**** Data for the task
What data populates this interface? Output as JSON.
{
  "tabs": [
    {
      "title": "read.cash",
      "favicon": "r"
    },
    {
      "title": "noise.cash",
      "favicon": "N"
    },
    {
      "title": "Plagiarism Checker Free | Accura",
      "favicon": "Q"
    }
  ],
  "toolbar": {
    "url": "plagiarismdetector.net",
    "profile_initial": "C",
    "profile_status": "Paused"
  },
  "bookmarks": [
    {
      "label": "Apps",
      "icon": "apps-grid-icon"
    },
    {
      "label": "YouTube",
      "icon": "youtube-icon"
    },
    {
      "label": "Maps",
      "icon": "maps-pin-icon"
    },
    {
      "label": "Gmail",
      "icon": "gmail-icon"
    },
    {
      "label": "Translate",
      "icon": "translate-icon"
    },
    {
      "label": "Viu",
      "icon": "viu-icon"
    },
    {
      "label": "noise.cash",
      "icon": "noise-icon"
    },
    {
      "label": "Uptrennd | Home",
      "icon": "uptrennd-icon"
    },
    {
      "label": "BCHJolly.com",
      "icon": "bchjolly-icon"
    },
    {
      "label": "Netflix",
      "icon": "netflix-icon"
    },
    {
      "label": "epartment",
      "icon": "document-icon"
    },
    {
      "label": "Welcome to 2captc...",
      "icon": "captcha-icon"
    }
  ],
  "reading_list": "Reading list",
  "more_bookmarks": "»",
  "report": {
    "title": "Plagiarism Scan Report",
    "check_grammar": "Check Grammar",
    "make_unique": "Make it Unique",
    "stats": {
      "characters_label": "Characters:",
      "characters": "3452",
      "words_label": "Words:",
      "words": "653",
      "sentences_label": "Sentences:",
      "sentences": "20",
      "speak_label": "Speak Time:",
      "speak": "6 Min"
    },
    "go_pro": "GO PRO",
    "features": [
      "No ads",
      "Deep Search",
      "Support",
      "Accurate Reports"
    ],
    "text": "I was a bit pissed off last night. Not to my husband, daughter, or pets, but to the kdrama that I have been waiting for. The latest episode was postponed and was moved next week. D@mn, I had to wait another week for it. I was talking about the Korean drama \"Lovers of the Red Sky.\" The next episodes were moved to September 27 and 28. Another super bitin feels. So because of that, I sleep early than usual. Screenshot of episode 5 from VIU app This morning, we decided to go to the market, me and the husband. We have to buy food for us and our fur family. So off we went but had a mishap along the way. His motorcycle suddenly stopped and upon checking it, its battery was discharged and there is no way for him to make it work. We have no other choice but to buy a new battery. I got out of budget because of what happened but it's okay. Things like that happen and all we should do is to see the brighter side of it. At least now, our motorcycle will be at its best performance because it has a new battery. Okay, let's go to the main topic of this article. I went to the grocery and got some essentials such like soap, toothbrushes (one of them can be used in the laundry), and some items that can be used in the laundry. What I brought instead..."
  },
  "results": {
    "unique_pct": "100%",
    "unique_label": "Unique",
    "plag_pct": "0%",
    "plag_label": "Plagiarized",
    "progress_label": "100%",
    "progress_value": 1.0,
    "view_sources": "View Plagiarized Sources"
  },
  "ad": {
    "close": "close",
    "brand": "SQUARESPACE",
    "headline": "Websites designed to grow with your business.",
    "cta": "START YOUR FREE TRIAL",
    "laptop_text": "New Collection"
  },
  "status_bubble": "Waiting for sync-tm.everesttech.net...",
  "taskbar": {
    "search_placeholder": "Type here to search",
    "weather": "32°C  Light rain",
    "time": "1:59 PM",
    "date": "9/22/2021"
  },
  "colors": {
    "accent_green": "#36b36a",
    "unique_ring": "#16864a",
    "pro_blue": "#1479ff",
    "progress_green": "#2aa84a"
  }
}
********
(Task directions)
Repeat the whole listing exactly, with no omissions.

(Task output)
What data populates this interface? Output as JSON.
{
  "tabs": [
    {
      "title": "read.cash",
      "favicon": "r"
    },
    {
      "title": "noise.cash",
      "favicon": "N"
    },
    {
      "title": "Plagiarism Checker Free | Accura",
      "favicon": "Q"
    }
  ],
  "toolbar": {
    "url": "plagiarismdetector.net",
    "profile_initial": "C",
    "profile_status": "Paused"
  },
  "bookmarks": [
    {
      "label": "Apps",
      "icon": "apps-grid-icon"
    },
    {
      "label": "YouTube",
      "icon": "youtube-icon"
    },
    {
      "label": "Maps",
      "icon": "maps-pin-icon"
    },
    {
      "label": "Gmail",
      "icon": "gmail-icon"
    },
    {
      "label": "Translate",
      "icon": "translate-icon"
    },
    {
      "label": "Viu",
      "icon": "viu-icon"
    },
    {
      "label": "noise.cash",
      "icon": "noise-icon"
    },
    {
      "label": "Uptrennd | Home",
      "icon": "uptrennd-icon"
    },
    {
      "label": "BCHJolly.com",
      "icon": "bchjolly-icon"
    },
    {
      "label": "Netflix",
      "icon": "netflix-icon"
    },
    {
      "label": "epartment",
      "icon": "document-icon"
    },
    {
      "label": "Welcome to 2captc...",
      "icon": "captcha-icon"
    }
  ],
  "reading_list": "Reading list",
  "more_bookmarks": "»",
  "report": {
    "title": "Plagiarism Scan Report",
    "check_grammar": "Check Grammar",
    "make_unique": "Make it Unique",
    "stats": {
      "characters_label": "Characters:",
      "characters": "3452",
      "words_label": "Words:",
      "words": "653",
      "sentences_label": "Sentences:",
      "sentences": "20",
      "speak_label": "Speak Time:",
      "speak": "6 Min"
    },
    "go_pro": "GO PRO",
    "features": [
      "No ads",
      "Deep Search",
      "Support",
      "Accurate Reports"
    ],
    "text": "I was a bit pissed off last night. Not to my husband, daughter, or pets, but to the kdrama that I have been waiting for. The latest episode was postponed and was moved next week. D@mn, I had to wait another week for it. I was talking about the Korean drama \"Lovers of the Red Sky.\" The next episodes were moved to September 27 and 28. Another super bitin feels. So because of that, I sleep early than usual. Screenshot of episode 5 from VIU app This morning, we decided to go to the market, me and the husband. We have to buy food for us and our fur family. So off we went but had a mishap along the way. His motorcycle suddenly stopped and upon checking it, its battery was discharged and there is no way for him to make it work. We have no other choice but to buy a new battery. I got out of budget because of what happened but it's okay. Things like that happen and all we should do is to see the brighter side of it. At least now, our motorcycle will be at its best performance because it has a new battery. Okay, let's go to the main topic of this article. I went to the grocery and got some essentials such like soap, toothbrushes (one of them can be used in the laundry), and some items that can be used in the laundry. What I brought instead..."
  },
  "results": {
    "unique_pct": "100%",
    "unique_label": "Unique",
    "plag_pct": "0%",
    "plag_label": "Plagiarized",
    "progress_label": "100%",
    "progress_value": 1.0,
    "view_sources": "View Plagiarized Sources"
  },
  "ad": {
    "close": "close",
    "brand": "SQUARESPACE",
    "headline": "Websites designed to grow with your business.",
    "cta": "START YOUR FREE TRIAL",
    "laptop_text": "New Collection"
  },
  "status_bubble": "Waiting for sync-tm.everesttech.net...",
  "taskbar": {
    "search_placeholder": "Type here to search",
    "weather": "32°C  Light rain",
    "time": "1:59 PM",
    "date": "9/22/2021"
  },
  "colors": {
    "accent_green": "#36b36a",
    "unique_ring": "#16864a",
    "pro_blue": "#1479ff",
    "progress_green": "#2aa84a"
  }
}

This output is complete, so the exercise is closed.